McCourt's wish to 'pollute' river on hold
POOR Frank McCourt will have to wait for another day before his ashes can finally "pollute the Shannon".
It had been expected that the family of the late world-famous author would scatter his remains across the country's longest river at Carrigogunnell castle in Limerick yesterday. However, they were unable to do so as Frank's widow, Ellen, was scheduled to fly back to the US from Shannon Airport yesterday morning.
Carrigogunnell castle was chosen as it was a location where a young Frank McCourt ventured and wrote about in his Pulitzer Prize-winning 'Angela's Ashes' which accounts for his life growing up in Limerick in the last century.
Before Ellen returned to the US, McCourt's brothers Malachy, Michael and Alphie decided to delay casting their brother to the wind and river until a later date.
"We were going to do it in Carrigogunnell, but Ellen had to leave so we are postponing that," Malachy said.

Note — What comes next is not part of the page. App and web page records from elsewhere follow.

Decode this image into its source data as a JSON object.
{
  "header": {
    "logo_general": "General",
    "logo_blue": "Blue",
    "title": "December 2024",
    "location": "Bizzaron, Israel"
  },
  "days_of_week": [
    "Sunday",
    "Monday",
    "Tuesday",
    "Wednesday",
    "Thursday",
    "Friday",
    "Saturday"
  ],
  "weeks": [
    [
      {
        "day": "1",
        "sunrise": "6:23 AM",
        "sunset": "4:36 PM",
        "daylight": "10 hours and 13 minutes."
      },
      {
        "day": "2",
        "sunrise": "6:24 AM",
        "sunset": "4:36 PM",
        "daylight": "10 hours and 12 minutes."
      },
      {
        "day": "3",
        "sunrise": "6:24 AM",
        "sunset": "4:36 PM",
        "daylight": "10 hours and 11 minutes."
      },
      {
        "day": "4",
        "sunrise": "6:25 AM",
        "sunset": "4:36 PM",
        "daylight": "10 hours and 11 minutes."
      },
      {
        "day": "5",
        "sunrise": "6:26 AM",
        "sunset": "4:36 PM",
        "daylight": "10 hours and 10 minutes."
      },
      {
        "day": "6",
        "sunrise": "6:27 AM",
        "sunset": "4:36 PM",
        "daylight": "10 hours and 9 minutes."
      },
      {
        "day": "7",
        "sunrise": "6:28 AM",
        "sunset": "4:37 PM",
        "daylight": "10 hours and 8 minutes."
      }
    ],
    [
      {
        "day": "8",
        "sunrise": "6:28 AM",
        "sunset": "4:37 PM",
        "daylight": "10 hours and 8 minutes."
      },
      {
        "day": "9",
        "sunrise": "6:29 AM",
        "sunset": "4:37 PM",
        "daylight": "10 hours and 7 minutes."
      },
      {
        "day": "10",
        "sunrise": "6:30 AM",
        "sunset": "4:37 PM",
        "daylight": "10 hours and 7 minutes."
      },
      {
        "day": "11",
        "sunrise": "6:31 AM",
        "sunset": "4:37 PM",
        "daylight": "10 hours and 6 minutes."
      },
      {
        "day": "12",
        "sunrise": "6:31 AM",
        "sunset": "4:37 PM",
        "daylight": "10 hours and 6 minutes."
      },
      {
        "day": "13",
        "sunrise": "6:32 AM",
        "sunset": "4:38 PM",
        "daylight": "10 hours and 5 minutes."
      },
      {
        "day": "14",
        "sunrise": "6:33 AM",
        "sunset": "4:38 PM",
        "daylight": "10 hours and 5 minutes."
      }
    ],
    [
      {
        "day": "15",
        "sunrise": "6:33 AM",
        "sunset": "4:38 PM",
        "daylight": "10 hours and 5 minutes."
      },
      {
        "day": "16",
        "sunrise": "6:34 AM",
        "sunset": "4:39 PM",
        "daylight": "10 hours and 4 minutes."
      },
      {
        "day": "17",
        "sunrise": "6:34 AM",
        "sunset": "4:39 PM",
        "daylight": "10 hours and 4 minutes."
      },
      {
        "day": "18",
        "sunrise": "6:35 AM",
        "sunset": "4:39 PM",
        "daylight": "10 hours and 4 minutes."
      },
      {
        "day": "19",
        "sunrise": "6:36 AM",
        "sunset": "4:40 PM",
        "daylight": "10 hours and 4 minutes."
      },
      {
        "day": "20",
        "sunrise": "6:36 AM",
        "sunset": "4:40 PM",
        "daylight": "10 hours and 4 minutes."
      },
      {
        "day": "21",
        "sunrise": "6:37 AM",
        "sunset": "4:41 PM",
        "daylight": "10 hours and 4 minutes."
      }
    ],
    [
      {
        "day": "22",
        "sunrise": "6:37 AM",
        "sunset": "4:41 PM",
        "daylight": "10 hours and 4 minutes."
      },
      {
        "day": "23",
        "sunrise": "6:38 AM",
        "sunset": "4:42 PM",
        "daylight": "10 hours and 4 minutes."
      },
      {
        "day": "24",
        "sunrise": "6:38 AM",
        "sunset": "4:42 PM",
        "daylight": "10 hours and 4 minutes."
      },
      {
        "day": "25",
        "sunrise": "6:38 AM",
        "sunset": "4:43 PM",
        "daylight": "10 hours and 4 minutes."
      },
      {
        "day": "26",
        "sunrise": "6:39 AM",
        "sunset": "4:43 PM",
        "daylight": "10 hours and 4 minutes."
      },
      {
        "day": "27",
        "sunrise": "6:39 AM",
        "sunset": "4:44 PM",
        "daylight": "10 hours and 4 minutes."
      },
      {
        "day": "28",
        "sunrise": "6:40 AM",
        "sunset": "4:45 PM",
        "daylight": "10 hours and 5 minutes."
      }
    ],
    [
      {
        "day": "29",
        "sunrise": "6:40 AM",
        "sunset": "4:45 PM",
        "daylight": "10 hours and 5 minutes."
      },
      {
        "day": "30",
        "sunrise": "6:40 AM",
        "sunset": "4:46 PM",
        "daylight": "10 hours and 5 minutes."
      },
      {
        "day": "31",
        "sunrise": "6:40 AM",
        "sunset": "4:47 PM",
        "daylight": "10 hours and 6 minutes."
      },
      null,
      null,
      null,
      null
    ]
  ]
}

On Thursday, the brothers and Ellen returned to Limerick to unveil a bust of the former school teacher outside his old national school which has since become an art venue. "We have given some of Frank's ashes to Una Heaton who organised the whole event at the Leamy Art Gallery.
"So if you want to visit Frank, you can go up there," Malachy said.

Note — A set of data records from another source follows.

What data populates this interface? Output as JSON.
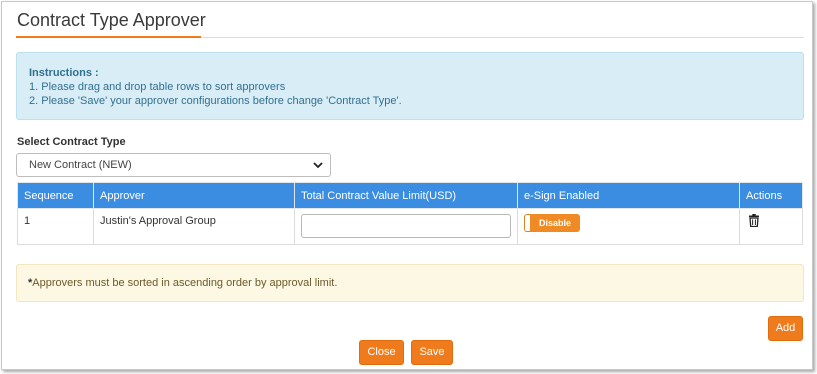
{
  "dialog": {
    "title": "Contract Type Approver"
  },
  "instructions": {
    "title": "Instructions :",
    "lines": [
      "1. Please drag and drop table rows to sort approvers",
      "2. Please 'Save' your approver configurations before change 'Contract Type'."
    ]
  },
  "contract_type": {
    "label": "Select Contract Type",
    "selected": "New Contract (NEW)"
  },
  "table": {
    "headers": [
      "Sequence",
      "Approver",
      "Total Contract Value Limit(USD)",
      "e-Sign Enabled",
      "Actions"
    ],
    "rows": [
      {
        "sequence": "1",
        "approver": "Justin's Approval Group",
        "limit_value": "",
        "esign_label": "Disable",
        "delete_icon": "trash-icon"
      }
    ]
  },
  "note": {
    "star": "*",
    "text": "Approvers must be sorted in ascending order by approval limit."
  },
  "buttons": {
    "add": "Add",
    "close": "Close",
    "save": "Save"
  },
  "colors": {
    "accent": "#f07b1d",
    "table_header": "#3b8de2",
    "info_bg": "#d9edf7",
    "warning_bg": "#fcf8e3"
  }
}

"In the meantime, we will be holding on to the ashes -- we were thinking that Iceland might need some more ashes so we'll contribute them," he joked.
No date has yet been fixed for the McCourts return to Shannonside to fulfil the author's request to "pollute the Shannon" with his ashes.

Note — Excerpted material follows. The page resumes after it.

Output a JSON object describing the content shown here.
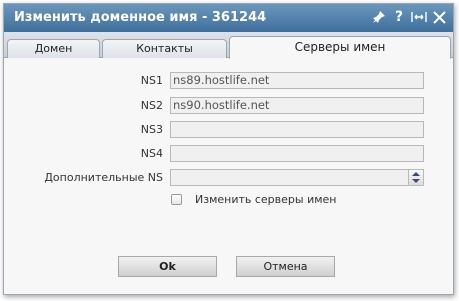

Malachy encouraged all who wanted to remember the Limerick man to read his books.
"That is how you will remember him. We now have to get on with our lives. There is a school being named after him in New York in September but we have to do our own things also," he said.